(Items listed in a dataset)

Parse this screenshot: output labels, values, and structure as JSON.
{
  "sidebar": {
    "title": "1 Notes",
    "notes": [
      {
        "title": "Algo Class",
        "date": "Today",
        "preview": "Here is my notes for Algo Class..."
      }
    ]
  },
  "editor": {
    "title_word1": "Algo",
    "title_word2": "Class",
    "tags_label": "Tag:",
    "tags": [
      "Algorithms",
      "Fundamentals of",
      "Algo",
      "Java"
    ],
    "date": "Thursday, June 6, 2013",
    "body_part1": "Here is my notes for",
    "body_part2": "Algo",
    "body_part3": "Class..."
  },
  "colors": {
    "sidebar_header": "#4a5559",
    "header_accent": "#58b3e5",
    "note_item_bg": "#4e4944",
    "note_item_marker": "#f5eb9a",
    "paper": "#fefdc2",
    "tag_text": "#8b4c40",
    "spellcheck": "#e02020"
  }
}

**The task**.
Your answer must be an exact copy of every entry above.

**Expected answer**.
Parse this screenshot: output labels, values, and structure as JSON.
{
  "sidebar": {
    "title": "1 Notes",
    "notes": [
      {
        "title": "Algo Class",
        "date": "Today",
        "preview": "Here is my notes for Algo Class..."
      }
    ]
  },
  "editor": {
    "title_word1": "Algo",
    "title_word2": "Class",
    "tags_label": "Tag:",
    "tags": [
      "Algorithms",
      "Fundamentals of",
      "Algo",
      "Java"
    ],
    "date": "Thursday, June 6, 2013",
    "body_part1": "Here is my notes for",
    "body_part2": "Algo",
    "body_part3": "Class..."
  },
  "colors": {
    "sidebar_header": "#4a5559",
    "header_accent": "#58b3e5",
    "note_item_bg": "#4e4944",
    "note_item_marker": "#f5eb9a",
    "paper": "#fefdc2",
    "tag_text": "#8b4c40",
    "spellcheck": "#e02020"
  }
}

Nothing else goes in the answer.